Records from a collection
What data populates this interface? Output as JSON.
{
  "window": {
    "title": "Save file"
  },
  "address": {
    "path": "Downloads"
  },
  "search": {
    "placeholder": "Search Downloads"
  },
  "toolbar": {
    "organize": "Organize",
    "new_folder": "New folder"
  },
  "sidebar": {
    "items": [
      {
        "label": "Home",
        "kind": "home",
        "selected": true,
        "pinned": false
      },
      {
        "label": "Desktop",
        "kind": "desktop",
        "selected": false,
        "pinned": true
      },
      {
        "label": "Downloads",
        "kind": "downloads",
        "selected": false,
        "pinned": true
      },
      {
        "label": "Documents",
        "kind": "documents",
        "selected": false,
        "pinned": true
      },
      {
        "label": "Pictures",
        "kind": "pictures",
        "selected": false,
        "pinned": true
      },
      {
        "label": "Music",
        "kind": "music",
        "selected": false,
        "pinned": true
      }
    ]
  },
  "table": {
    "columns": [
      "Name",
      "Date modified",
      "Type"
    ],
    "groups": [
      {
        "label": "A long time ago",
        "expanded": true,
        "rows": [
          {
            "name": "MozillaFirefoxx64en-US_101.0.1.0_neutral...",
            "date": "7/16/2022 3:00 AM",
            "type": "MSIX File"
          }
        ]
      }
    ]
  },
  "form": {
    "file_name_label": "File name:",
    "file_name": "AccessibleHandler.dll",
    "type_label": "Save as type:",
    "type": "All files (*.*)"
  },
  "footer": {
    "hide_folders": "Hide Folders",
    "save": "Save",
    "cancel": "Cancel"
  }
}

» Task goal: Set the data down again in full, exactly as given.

» Exercise response:
What data populates this interface? Output as JSON.
{
  "window": {
    "title": "Save file"
  },
  "address": {
    "path": "Downloads"
  },
  "search": {
    "placeholder": "Search Downloads"
  },
  "toolbar": {
    "organize": "Organize",
    "new_folder": "New folder"
  },
  "sidebar": {
    "items": [
      {
        "label": "Home",
        "kind": "home",
        "selected": true,
        "pinned": false
      },
      {
        "label": "Desktop",
        "kind": "desktop",
        "selected": false,
        "pinned": true
      },
      {
        "label": "Downloads",
        "kind": "downloads",
        "selected": false,
        "pinned": true
      },
      {
        "label": "Documents",
        "kind": "documents",
        "selected": false,
        "pinned": true
      },
      {
        "label": "Pictures",
        "kind": "pictures",
        "selected": false,
        "pinned": true
      },
      {
        "label": "Music",
        "kind": "music",
        "selected": false,
        "pinned": true
      }
    ]
  },
  "table": {
    "columns": [
      "Name",
      "Date modified",
      "Type"
    ],
    "groups": [
      {
        "label": "A long time ago",
        "expanded": true,
        "rows": [
          {
            "name": "MozillaFirefoxx64en-US_101.0.1.0_neutral...",
            "date": "7/16/2022 3:00 AM",
            "type": "MSIX File"
          }
        ]
      }
    ]
  },
  "form": {
    "file_name_label": "File name:",
    "file_name": "AccessibleHandler.dll",
    "type_label": "Save as type:",
    "type": "All files (*.*)"
  },
  "footer": {
    "hide_folders": "Hide Folders",
    "save": "Save",
    "cancel": "Cancel"
  }
}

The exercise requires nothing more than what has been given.